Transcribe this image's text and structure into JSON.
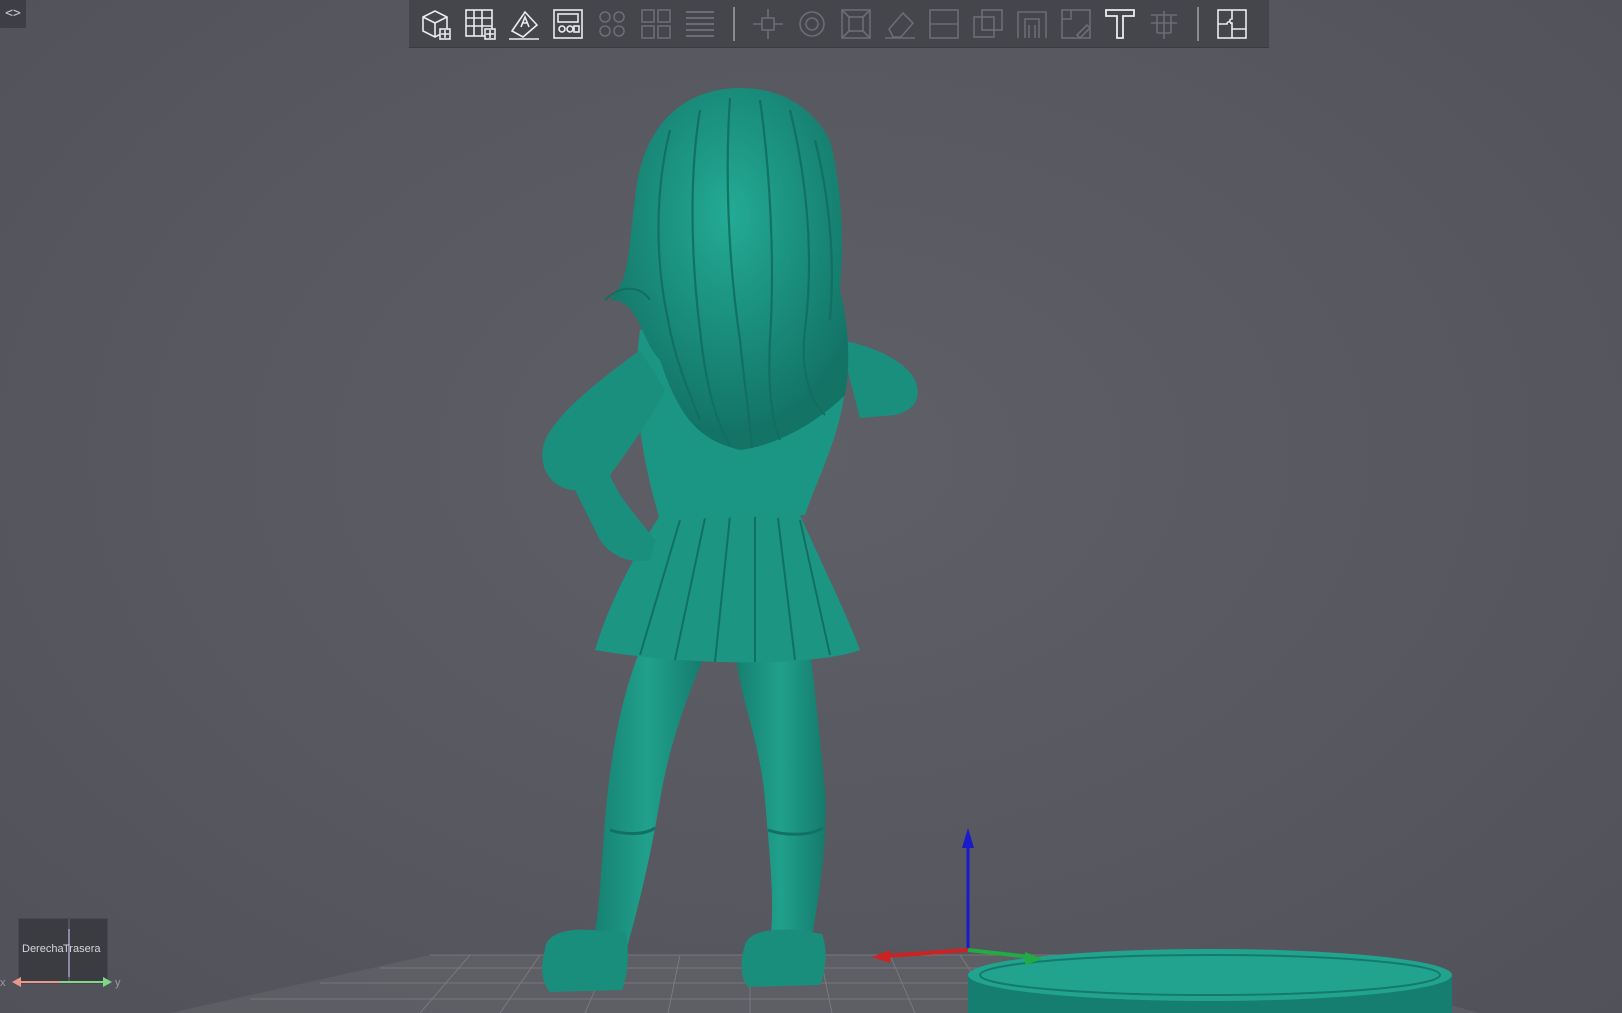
{
  "app": {
    "sidebar_toggle_label": "<>"
  },
  "toolbar": {
    "groups": [
      [
        "add-model",
        "grid-layout",
        "auto-orient",
        "arrange"
      ],
      [
        "hollow",
        "duplicate",
        "slice-stack"
      ],
      [
        "move",
        "rotate",
        "scale",
        "erase",
        "cut",
        "boolean",
        "support-bridge",
        "support-edit",
        "text",
        "drill"
      ],
      [
        "split-puzzle"
      ]
    ]
  },
  "viewcube": {
    "face_right": "Derecha",
    "face_back": "Trasera",
    "axis_x": "x",
    "axis_y": "y"
  },
  "colors": {
    "background": "#595961",
    "model": "#1d9c89",
    "model_shadow": "#137163",
    "toolbar": "#45454c",
    "axis_x": "#cc2222",
    "axis_y": "#22aa44",
    "axis_z": "#1a1acc"
  }
}
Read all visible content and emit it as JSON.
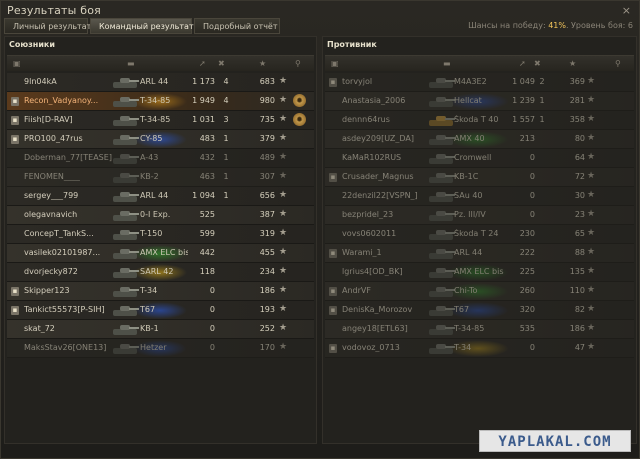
{
  "window": {
    "title": "Результаты боя",
    "close": "×"
  },
  "tabs": [
    {
      "label": "Личный результат",
      "active": false
    },
    {
      "label": "Командный результат",
      "active": true
    },
    {
      "label": "Подробный отчёт",
      "active": false
    }
  ],
  "status": {
    "prefix": "Шансы на победу:",
    "chance": "41%",
    "suffix": ". Уровень боя: 6"
  },
  "columns": {
    "damage_icon": "shell-icon",
    "frags_icon": "destroyed-tank-icon",
    "xp_icon": "star-icon",
    "medal_icon": "medal-icon"
  },
  "allies": {
    "title": "Союзники",
    "players": [
      {
        "name": "9ln04kA",
        "tank": "ARL 44",
        "damage": "1 173",
        "kills": "4",
        "xp": "683",
        "color": "",
        "dead": false,
        "self": false,
        "badge": false,
        "medal": false
      },
      {
        "name": "Recon_Vadyanoy...",
        "tank": "T-34-85",
        "damage": "1 949",
        "kills": "4",
        "xp": "980",
        "color": "#c98a18",
        "dead": false,
        "self": true,
        "badge": true,
        "medal": true
      },
      {
        "name": "Fiish[D-RAV]",
        "tank": "T-34-85",
        "damage": "1 031",
        "kills": "3",
        "xp": "735",
        "color": "",
        "dead": false,
        "self": false,
        "badge": true,
        "medal": true
      },
      {
        "name": "PRO100_47rus",
        "tank": "CY-85",
        "damage": "483",
        "kills": "1",
        "xp": "379",
        "color": "#2b55c8",
        "dead": false,
        "self": false,
        "badge": true,
        "medal": false
      },
      {
        "name": "Doberman_77[TEASE]",
        "tank": "A-43",
        "damage": "432",
        "kills": "1",
        "xp": "489",
        "color": "",
        "dead": true,
        "self": false,
        "badge": false,
        "medal": false
      },
      {
        "name": "FENOMEN____",
        "tank": "KB-2",
        "damage": "463",
        "kills": "1",
        "xp": "307",
        "color": "",
        "dead": true,
        "self": false,
        "badge": false,
        "medal": false
      },
      {
        "name": "sergey___799",
        "tank": "ARL 44",
        "damage": "1 094",
        "kills": "1",
        "xp": "656",
        "color": "",
        "dead": false,
        "self": false,
        "badge": false,
        "medal": false
      },
      {
        "name": "olegavnavich",
        "tank": "0-I Exp.",
        "damage": "525",
        "kills": "",
        "xp": "387",
        "color": "",
        "dead": false,
        "self": false,
        "badge": false,
        "medal": false
      },
      {
        "name": "ConcepT_TankS...",
        "tank": "T-150",
        "damage": "599",
        "kills": "",
        "xp": "319",
        "color": "",
        "dead": false,
        "self": false,
        "badge": false,
        "medal": false
      },
      {
        "name": "vasilek02101987...",
        "tank": "AMX ELC bis",
        "damage": "442",
        "kills": "",
        "xp": "455",
        "color": "#2f9a2a",
        "dead": false,
        "self": false,
        "badge": false,
        "medal": false
      },
      {
        "name": "dvorjecky872",
        "tank": "SARL 42",
        "damage": "118",
        "kills": "",
        "xp": "234",
        "color": "#c9a018",
        "dead": false,
        "self": false,
        "badge": false,
        "medal": false
      },
      {
        "name": "Skipper123",
        "tank": "T-34",
        "damage": "0",
        "kills": "",
        "xp": "186",
        "color": "",
        "dead": false,
        "self": false,
        "badge": true,
        "medal": false
      },
      {
        "name": "Tankict55573[P-SIH]",
        "tank": "T67",
        "damage": "0",
        "kills": "",
        "xp": "193",
        "color": "#2b55c8",
        "dead": false,
        "self": false,
        "badge": true,
        "medal": false
      },
      {
        "name": "skat_72",
        "tank": "KB-1",
        "damage": "0",
        "kills": "",
        "xp": "252",
        "color": "",
        "dead": false,
        "self": false,
        "badge": false,
        "medal": false
      },
      {
        "name": "MaksStav26[ONE13]",
        "tank": "Hetzer",
        "damage": "0",
        "kills": "",
        "xp": "170",
        "color": "#2b55c8",
        "dead": true,
        "self": false,
        "badge": false,
        "medal": false
      }
    ]
  },
  "enemies": {
    "title": "Противник",
    "players": [
      {
        "name": "torvyjol",
        "tank": "M4A3E2",
        "damage": "1 049",
        "kills": "2",
        "xp": "369",
        "color": "",
        "dead": true,
        "badge": true
      },
      {
        "name": "Anastasia_2006",
        "tank": "Hellcat",
        "damage": "1 239",
        "kills": "1",
        "xp": "281",
        "color": "#2b55c8",
        "dead": true,
        "badge": false
      },
      {
        "name": "dennn64rus",
        "tank": "Škoda T 40",
        "damage": "1 557",
        "kills": "1",
        "xp": "358",
        "color": "",
        "dead": true,
        "badge": false,
        "gold": true
      },
      {
        "name": "asdey209[UZ_DA]",
        "tank": "AMX 40",
        "damage": "213",
        "kills": "",
        "xp": "80",
        "color": "#2f9a2a",
        "dead": true,
        "badge": false
      },
      {
        "name": "KaMaR102RUS",
        "tank": "Cromwell",
        "damage": "0",
        "kills": "",
        "xp": "64",
        "color": "",
        "dead": true,
        "badge": false
      },
      {
        "name": "Crusader_Magnus",
        "tank": "KB-1C",
        "damage": "0",
        "kills": "",
        "xp": "72",
        "color": "",
        "dead": true,
        "badge": true
      },
      {
        "name": "22denzil22[VSPN_]",
        "tank": "SAu 40",
        "damage": "0",
        "kills": "",
        "xp": "30",
        "color": "",
        "dead": true,
        "badge": false
      },
      {
        "name": "bezpridel_23",
        "tank": "Pz. III/IV",
        "damage": "0",
        "kills": "",
        "xp": "23",
        "color": "",
        "dead": true,
        "badge": false
      },
      {
        "name": "vovs0602011",
        "tank": "Škoda T 24",
        "damage": "230",
        "kills": "",
        "xp": "65",
        "color": "",
        "dead": true,
        "badge": false
      },
      {
        "name": "Warami_1",
        "tank": "ARL 44",
        "damage": "222",
        "kills": "",
        "xp": "88",
        "color": "",
        "dead": true,
        "badge": true
      },
      {
        "name": "lgrius4[OD_BK]",
        "tank": "AMX ELC bis",
        "damage": "225",
        "kills": "",
        "xp": "135",
        "color": "#2f9a2a",
        "dead": true,
        "badge": false
      },
      {
        "name": "AndrVF",
        "tank": "Chi-To",
        "damage": "260",
        "kills": "",
        "xp": "110",
        "color": "#2f9a2a",
        "dead": true,
        "badge": true
      },
      {
        "name": "DenisKa_Morozov",
        "tank": "T67",
        "damage": "320",
        "kills": "",
        "xp": "82",
        "color": "#2b55c8",
        "dead": true,
        "badge": true
      },
      {
        "name": "angey18[ETL63]",
        "tank": "T-34-85",
        "damage": "535",
        "kills": "",
        "xp": "186",
        "color": "",
        "dead": true,
        "badge": false
      },
      {
        "name": "vodovoz_0713",
        "tank": "T-34",
        "damage": "0",
        "kills": "",
        "xp": "47",
        "color": "#c9a018",
        "dead": true,
        "badge": true
      }
    ]
  },
  "watermark": "YAPLAKAL.COM"
}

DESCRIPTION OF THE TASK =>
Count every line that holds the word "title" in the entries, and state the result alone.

RESPONSE BOX =>
3